About this exercise -
Check every line below for the string "been", and copy the lines that contain it.

===== Records =====

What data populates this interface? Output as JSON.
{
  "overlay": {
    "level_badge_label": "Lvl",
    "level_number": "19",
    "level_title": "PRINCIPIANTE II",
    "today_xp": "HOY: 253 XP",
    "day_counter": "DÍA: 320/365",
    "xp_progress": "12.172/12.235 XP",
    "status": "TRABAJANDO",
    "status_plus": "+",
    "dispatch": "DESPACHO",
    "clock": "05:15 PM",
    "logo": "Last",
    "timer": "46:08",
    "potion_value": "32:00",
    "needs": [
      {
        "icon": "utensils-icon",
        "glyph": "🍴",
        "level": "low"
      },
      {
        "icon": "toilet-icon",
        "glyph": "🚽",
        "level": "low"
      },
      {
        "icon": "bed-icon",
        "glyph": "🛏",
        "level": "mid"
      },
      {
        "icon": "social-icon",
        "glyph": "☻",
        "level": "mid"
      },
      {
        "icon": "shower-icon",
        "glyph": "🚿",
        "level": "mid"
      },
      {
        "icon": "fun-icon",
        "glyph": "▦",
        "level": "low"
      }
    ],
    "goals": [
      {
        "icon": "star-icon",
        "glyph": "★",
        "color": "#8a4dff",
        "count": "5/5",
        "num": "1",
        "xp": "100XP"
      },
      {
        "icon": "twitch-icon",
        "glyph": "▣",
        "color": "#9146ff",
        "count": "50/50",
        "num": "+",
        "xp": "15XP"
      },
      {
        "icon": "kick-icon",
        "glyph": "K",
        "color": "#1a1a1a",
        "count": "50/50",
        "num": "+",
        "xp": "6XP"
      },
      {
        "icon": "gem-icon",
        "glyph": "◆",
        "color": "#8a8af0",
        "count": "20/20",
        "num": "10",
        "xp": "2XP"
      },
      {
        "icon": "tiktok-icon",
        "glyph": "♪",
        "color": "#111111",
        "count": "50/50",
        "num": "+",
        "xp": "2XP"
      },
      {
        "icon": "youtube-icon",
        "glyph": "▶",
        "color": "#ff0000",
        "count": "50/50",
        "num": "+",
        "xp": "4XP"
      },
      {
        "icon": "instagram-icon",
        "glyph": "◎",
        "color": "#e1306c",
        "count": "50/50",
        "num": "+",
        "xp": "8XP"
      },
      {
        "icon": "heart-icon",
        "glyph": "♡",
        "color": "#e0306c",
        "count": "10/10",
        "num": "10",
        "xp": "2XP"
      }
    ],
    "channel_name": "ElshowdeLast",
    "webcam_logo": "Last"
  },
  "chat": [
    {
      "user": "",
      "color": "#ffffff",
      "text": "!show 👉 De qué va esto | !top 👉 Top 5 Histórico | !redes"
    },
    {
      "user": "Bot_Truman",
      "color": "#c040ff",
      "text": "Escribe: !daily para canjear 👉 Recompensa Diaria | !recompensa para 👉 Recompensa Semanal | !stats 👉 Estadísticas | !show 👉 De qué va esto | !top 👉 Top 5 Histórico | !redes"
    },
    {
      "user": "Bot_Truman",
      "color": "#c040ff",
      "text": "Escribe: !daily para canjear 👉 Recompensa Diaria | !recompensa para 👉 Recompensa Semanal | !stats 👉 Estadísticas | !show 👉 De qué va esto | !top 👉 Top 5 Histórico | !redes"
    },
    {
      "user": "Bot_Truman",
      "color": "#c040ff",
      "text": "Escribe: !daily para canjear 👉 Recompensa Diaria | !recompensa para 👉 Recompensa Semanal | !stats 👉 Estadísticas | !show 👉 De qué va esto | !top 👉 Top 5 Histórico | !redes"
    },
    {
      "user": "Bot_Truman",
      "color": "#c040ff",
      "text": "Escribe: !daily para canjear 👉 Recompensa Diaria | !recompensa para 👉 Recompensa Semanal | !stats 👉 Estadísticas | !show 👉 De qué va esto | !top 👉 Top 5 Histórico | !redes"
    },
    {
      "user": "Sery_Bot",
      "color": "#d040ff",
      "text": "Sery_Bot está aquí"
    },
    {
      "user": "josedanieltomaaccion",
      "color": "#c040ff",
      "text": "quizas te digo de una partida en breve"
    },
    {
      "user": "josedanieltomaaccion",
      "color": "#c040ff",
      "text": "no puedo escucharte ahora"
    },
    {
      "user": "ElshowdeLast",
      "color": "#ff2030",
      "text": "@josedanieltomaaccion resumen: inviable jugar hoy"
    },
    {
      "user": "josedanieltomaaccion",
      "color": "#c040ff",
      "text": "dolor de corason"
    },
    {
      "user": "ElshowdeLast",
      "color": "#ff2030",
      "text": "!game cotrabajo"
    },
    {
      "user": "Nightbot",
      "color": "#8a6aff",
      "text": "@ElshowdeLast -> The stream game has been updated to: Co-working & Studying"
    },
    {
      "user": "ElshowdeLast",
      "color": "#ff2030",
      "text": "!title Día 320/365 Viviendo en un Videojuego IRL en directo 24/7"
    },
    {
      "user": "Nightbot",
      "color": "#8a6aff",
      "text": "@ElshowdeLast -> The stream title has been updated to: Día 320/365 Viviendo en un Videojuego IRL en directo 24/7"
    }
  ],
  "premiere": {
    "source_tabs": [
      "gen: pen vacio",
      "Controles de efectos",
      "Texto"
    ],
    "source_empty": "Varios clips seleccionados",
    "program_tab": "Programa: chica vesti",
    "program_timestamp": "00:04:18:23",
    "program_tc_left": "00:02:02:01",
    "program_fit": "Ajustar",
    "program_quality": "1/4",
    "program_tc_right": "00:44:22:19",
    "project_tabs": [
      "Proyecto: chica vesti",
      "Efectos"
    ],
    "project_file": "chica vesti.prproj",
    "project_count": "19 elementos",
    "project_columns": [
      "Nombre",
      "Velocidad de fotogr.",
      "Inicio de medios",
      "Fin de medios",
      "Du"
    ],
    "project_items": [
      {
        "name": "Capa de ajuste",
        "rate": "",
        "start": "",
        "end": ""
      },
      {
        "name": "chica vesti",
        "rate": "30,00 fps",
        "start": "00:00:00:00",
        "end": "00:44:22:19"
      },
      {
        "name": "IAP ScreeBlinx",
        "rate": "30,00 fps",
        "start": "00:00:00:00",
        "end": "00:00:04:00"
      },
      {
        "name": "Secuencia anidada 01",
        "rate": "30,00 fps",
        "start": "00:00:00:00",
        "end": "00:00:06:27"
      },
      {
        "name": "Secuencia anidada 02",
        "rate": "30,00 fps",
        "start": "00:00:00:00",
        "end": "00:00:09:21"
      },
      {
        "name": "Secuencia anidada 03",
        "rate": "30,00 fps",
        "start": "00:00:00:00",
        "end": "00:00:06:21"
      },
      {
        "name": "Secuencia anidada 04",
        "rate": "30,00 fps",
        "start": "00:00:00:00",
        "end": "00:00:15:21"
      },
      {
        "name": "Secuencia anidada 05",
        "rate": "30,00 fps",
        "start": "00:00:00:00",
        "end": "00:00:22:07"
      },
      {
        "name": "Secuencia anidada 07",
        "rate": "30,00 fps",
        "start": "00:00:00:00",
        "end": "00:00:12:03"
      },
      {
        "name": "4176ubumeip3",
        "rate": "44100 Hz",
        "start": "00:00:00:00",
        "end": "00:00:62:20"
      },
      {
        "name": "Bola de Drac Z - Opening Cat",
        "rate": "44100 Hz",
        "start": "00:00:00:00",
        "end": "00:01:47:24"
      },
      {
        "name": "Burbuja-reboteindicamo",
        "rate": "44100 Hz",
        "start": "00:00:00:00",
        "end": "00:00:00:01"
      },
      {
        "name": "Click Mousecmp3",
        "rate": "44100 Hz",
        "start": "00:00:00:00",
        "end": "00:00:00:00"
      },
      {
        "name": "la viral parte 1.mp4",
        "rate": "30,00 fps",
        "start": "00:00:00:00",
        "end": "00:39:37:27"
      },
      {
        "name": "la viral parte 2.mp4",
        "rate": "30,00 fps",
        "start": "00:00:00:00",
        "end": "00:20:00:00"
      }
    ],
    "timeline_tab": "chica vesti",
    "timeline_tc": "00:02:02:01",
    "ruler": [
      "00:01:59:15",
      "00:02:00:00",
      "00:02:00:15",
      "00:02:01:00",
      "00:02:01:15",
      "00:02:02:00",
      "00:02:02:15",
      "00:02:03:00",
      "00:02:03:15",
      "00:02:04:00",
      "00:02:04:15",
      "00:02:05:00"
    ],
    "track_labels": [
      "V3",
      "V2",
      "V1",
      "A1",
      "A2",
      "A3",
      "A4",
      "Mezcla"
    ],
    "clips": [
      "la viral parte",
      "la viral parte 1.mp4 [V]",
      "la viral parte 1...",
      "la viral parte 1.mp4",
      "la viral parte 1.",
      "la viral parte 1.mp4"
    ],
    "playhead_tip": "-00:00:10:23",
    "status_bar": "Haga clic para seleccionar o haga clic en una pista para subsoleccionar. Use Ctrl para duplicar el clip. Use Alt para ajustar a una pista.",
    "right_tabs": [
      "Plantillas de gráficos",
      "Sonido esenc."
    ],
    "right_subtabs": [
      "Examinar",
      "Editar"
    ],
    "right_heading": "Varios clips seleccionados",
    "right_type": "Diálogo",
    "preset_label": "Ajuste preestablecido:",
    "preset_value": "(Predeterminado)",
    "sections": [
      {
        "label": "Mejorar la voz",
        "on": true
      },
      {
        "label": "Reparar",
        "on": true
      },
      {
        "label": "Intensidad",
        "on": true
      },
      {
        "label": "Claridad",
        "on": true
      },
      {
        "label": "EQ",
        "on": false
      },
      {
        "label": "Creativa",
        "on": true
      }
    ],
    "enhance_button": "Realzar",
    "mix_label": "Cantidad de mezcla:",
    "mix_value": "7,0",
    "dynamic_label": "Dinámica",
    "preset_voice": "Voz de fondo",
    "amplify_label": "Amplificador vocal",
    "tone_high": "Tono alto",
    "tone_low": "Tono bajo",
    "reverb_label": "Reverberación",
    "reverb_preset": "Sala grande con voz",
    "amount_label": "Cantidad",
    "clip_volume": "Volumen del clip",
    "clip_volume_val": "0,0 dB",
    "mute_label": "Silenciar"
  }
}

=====

Result -
      "text": "@ElshowdeLast -> The stream game has been updated to: Co-working & Studying"
      "text": "@ElshowdeLast -> The stream title has been updated to: Día 320/365 Viviendo en un Videojuego IRL en directo 24/7"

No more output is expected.